Sorrel: My New Favorite Leafy Green

I’ve been branching out on what I eat for the last year. Picking up new veggies I’ve never heard of at a Farmer’s Market, trying blog recipes with flavors that are new to me, and learning to prepare organ meats.

Sorrel: My New Favorite Leafy Green | Body Wisdom Nutrition

Photo Credit: asgteach.com

We make green smoothies in the morning, and like to vary the leafy greens we use, so I bought a bag full of sorrel with that in mind.

What I learned is that I was stumbling upon one of my new favorite foods! Sorrel has a very pleasant lemony taste, a teeny bit sour, but not bitter at all. It makes a great smoothie, and is also amazing in a salad mix! We’ve been using it for both breakfast and dinner this week.

When I surfed the web I found that there are many varieties of sorrel (of course!), they aren’t all lemon-flavored, and often have a more sour or bitter taste. Apparently the young tender leaves of early Spring are the most mild.

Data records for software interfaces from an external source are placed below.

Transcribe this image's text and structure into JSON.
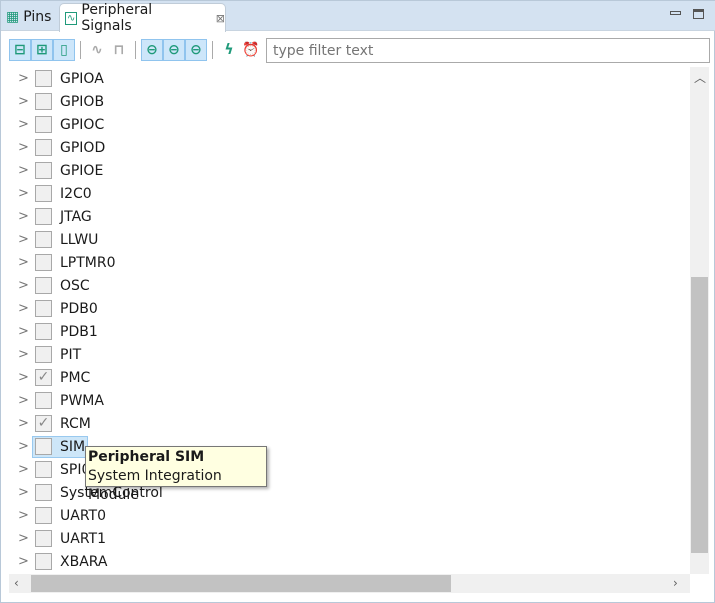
{
  "tabs": [
    {
      "label": "Pins",
      "icon": "table-icon"
    },
    {
      "label": "Peripheral Signals",
      "icon": "signal-icon",
      "close": "⊠"
    }
  ],
  "filter": {
    "placeholder": "type filter text"
  },
  "items": [
    {
      "label": "GPIOA",
      "checked": false
    },
    {
      "label": "GPIOB",
      "checked": false
    },
    {
      "label": "GPIOC",
      "checked": false
    },
    {
      "label": "GPIOD",
      "checked": false
    },
    {
      "label": "GPIOE",
      "checked": false
    },
    {
      "label": "I2C0",
      "checked": false
    },
    {
      "label": "JTAG",
      "checked": false
    },
    {
      "label": "LLWU",
      "checked": false
    },
    {
      "label": "LPTMR0",
      "checked": false
    },
    {
      "label": "OSC",
      "checked": false
    },
    {
      "label": "PDB0",
      "checked": false
    },
    {
      "label": "PDB1",
      "checked": false
    },
    {
      "label": "PIT",
      "checked": false
    },
    {
      "label": "PMC",
      "checked": true
    },
    {
      "label": "PWMA",
      "checked": false
    },
    {
      "label": "RCM",
      "checked": true
    },
    {
      "label": "SIM",
      "checked": false,
      "selected": true
    },
    {
      "label": "SPI0",
      "checked": false
    },
    {
      "label": "SystemControl",
      "checked": false
    },
    {
      "label": "UART0",
      "checked": false
    },
    {
      "label": "UART1",
      "checked": false
    },
    {
      "label": "XBARA",
      "checked": false
    }
  ],
  "tooltip": {
    "title": "Peripheral SIM",
    "text": "System Integration Module"
  },
  "colors": {
    "accent": "#1f9a7a",
    "selection": "#cde6f8",
    "tabbar": "#d4e2f1"
  }
}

I checked up on the known nutrition in sorrel (even though I believe there’s more to eating a leafy green than just the nutrients that have already been discovered). I found that sorrel is a source of Vitamin C, Vitamin A, calcium, magnesium, and a little bit of iron too. Sorrel gets compared with spinach and is used as a substitution, and like spinach it contains oxalic acid, so if you’re prone to kidney stones caused by this, you’ll want to limit raw sorrel.

Am I the only one who is new to sorrel? Any favorite uses, or recipes to share?

I see a sorrel pesto in my future!

*** Please note that I am a student and not a medical provider. Nothing posted on this site should be considered medical advice. ***

This post is part of Fight Back Friday at FoodRenegade.com!

Jim estill says:

I like sorrel mostly because it is the first green vegetable from the garden (perhaps tied to other perenials like parsley and chives).

It is a bit sour to use as a salad on its own but adding it to lettuce and spinach is an easy addition. I figure the variety is also good for me.

I also use it generously in soups (including those that do not call for it). I simply put it through the blender and it “disappears” and adds to the health of the broth.

It is so hardy in my garden it is almost weedlike. And it grows year after year (so I think it is perennial but it might jut be reseeding itself). And it rarely gets bugs.

All in all – 2 thumbs up to sorrel.

jennutrition says:

As a beginner gardener, this sounds like just my type of green to grow!